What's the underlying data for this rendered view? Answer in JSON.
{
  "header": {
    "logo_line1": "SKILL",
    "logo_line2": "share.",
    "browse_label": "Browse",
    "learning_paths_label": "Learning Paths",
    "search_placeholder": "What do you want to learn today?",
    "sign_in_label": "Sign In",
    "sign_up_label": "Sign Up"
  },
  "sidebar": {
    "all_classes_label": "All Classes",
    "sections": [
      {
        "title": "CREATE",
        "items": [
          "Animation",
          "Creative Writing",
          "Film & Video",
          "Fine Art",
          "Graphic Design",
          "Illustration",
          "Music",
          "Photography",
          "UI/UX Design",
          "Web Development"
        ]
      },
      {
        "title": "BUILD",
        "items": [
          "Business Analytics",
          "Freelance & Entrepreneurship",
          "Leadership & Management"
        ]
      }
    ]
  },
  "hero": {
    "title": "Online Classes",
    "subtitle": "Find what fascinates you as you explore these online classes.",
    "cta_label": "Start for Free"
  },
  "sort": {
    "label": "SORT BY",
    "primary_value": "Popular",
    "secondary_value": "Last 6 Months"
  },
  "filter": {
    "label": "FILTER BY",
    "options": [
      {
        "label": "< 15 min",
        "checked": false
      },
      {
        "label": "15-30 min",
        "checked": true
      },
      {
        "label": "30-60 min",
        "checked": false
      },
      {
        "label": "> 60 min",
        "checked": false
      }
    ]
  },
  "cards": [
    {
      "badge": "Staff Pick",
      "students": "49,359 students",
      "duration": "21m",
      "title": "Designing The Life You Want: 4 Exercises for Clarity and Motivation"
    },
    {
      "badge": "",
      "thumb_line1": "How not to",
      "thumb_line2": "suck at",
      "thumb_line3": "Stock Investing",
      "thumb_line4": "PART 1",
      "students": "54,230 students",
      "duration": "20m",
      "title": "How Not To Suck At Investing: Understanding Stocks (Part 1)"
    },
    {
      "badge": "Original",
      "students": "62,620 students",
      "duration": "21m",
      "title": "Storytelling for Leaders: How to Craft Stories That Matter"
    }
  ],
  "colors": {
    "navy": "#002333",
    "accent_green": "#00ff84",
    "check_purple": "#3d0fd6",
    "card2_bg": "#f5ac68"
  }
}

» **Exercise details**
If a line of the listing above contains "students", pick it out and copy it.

» **Result for this task**
      "students": "49,359 students",
      "students": "54,230 students",
      "students": "62,620 students",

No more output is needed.